seas approaching from the northwest by late Tue night. Please 
refer to the Eastern Pacific High Seas Forecast under AWIPS/WMO 
headers HSFEP2/FZPN03 KNHC for more specific marine details.


The monsoon trough axis extends from western Colombia near 04N75W
and continues to a 1010 mb low near 04N78W, to 04N85W and to 
05N93W, where latest scatterometer data indicated that the ITCZ 
begins and continues to 09N09W. It resumes at 09N115 to 08130W
and to beyond 07N140W. Numerous moderate to strong convection is 
seen within 150 nm north of the ITCZ between 131W and 135W.
Similar convection is within 90 nm either side of the ITCZ 
between 125W and 131W, and within 60 nm south of the ITCZ 
between 131W and 137W.

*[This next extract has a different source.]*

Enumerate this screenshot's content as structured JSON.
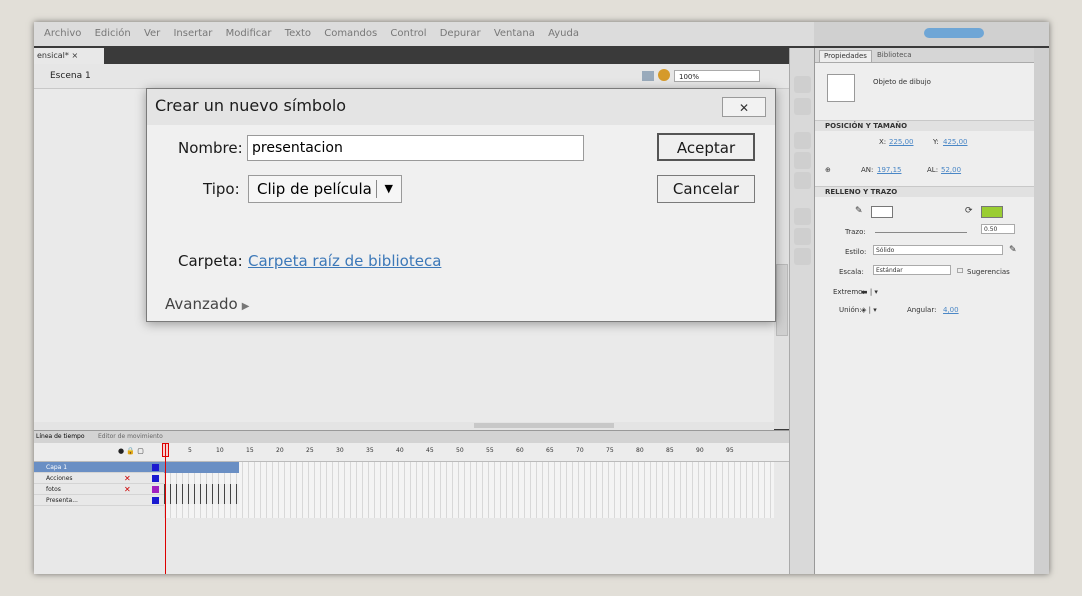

A 1026 mb high pressure system is located west of the southern
California/northern Baja California Norte border near 32N124W,
with a ridge extending south to near 24N124W and southeast from 
there to the Revillagigedo Islands. The surface analysis depicts
very strong high pressure of 1044 mb to be centered over the 
Great Basin as well. The pressure gradient between these high 
pressure systems and enhanced troughing across the Gulf of 
California is supporting fresh to strong north winds across 
central and southern sections of the Gulf of California. Seas 
with these winds presently have a maximum of around 6 ft. Beyond 
48 hours, model guidance suggests that the pressure gradient 
will further tighten leading to an increase in the coverage of 
these winds over almost all of the Gulf of California within 60 
nm of the Baja Peninsula on Thu and Thu night.

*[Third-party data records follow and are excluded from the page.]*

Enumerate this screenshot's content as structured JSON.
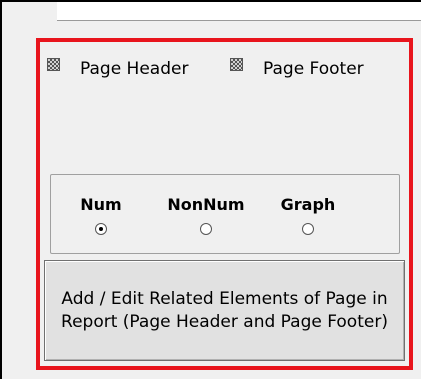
{
  "options": {
    "page_header_label": "Page Header",
    "page_footer_label": "Page Footer"
  },
  "view_mode": {
    "options": [
      {
        "label": "Num",
        "checked": true
      },
      {
        "label": "NonNum",
        "checked": false
      },
      {
        "label": "Graph",
        "checked": false
      }
    ]
  },
  "actions": {
    "edit_related_label": "Add / Edit Related Elements of Page in Report (Page Header and Page Footer)"
  },
  "colors": {
    "highlight_border": "#e8141c",
    "panel_bg": "#f0f0f0"
  }
}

Latest satellite-derived sea height data reveals seas of 5 to 7
ft west of the Baja California Peninsula, however, wave model
guidance indicates that a new set of long-period northwest swell
producing much larger seas, in the range of 8 to 10 ft, will
reach the waters off the northern Baja California coast and near 
Guadalupe Island beginning tonight, then spread east to cover 
most of the waters off the entire Baja California peninsula and 
the Revillagigedo Islands through Tue night, before subsiding 
below 8 ft through Wed evening.

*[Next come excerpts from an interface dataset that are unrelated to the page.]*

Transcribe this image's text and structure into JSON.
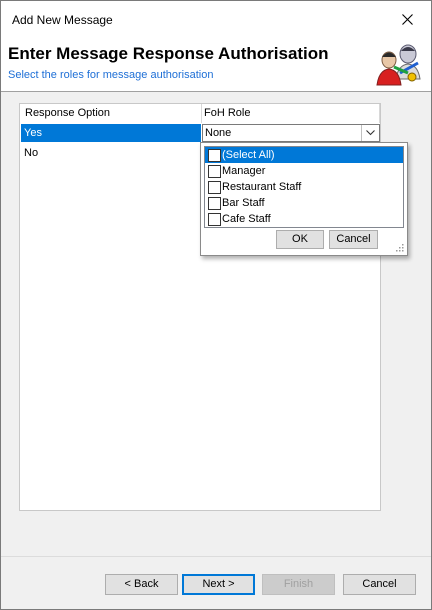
{
  "window": {
    "title": "Add New Message"
  },
  "header": {
    "title": "Enter Message Response Authorisation",
    "subtitle": "Select the roles for message authorisation"
  },
  "grid": {
    "columns": [
      "Response Option",
      "FoH Role"
    ],
    "rows": [
      {
        "option": "Yes",
        "role": "None",
        "selected": true
      },
      {
        "option": "No",
        "role": ""
      }
    ]
  },
  "dropdown": {
    "items": [
      {
        "label": "(Select All)",
        "checked": false,
        "highlighted": true
      },
      {
        "label": "Manager",
        "checked": false
      },
      {
        "label": "Restaurant Staff",
        "checked": false
      },
      {
        "label": "Bar Staff",
        "checked": false
      },
      {
        "label": "Cafe Staff",
        "checked": false
      }
    ],
    "ok_label": "OK",
    "cancel_label": "Cancel"
  },
  "footer": {
    "back_label": "< Back",
    "next_label": "Next >",
    "finish_label": "Finish",
    "cancel_label": "Cancel"
  },
  "colors": {
    "selection": "#0078d7",
    "link_blue": "#1e6fd6"
  }
}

Gulf of Papagayo...Winds will pulse to strong speeds during the 
overnight and early morning hours over the Gulf of Papagayo 
tonight and Tue night, then to mainly fresh speeds Wed night 
as high pressure over the Gulf of Mexico builds southeastward 
toward the NW Caribbean Sea and Central America.

Elsewhere, gentle to moderate winds will persist on either side 
of a weakening monsoon trough and seas in the range of 4 to 6 ft.


A cold front is analyzed along a position from near 32N129W to 
26N140W at 06Z this morning. The front has slowed down, which 
has allowed long-period northwest swell generated by winds 
behind the front to propagate out ahead of the front. This will 
bring seas in excess of 8 ft to most of the area west of 120W 
through early Tue. This will reinforce the decaying northwest
well lingering south of 20N which are mixed with shorter period 
trade wind swell. A tightening pressure gradient resulting from 
strong high pressure that will build east-southeast behind the 
front will support mainly fresh northeast trade winds from 10N 
to 20N west of about 125W through Wed, with fresh to strong winds
west of 133W.

Wave model guidance suggests that a rather large area of 8 ft 
seas associated with mixed swell will stretch from about 03N to 
13N between 94W and 110W as a result of long-period northwest
swell mixing with shorter period northeast swell that propagate 
downstream from the Gulf of Tehuantepec and to a smaller extent 
those induced by the Gulf of Papagayo strong nocturnal pulsing 
northeast winds. This area of swell will begin to merge with an 
even larger area of seas associated with northwest swell which 
will cover almost all of the forecast area west of around 92W by 

A surface trough along a position from near 14N111W to 09N112W at
06Z is moving quickly westward. The trough is positioned to the 
east of a very well pronounced upper-level trough as seen in 
water vapor. The satellite imagery shows scattered moderate 
convection displaced to the east of the surface trough within 60 
nm of a line from 13N105W to 13N109W and to 13N111W. The upper-
level trough will amplify southward during the next couple of 
days, while at the same time the surface trough gradually loses 
its identity as it continues in a westward motion.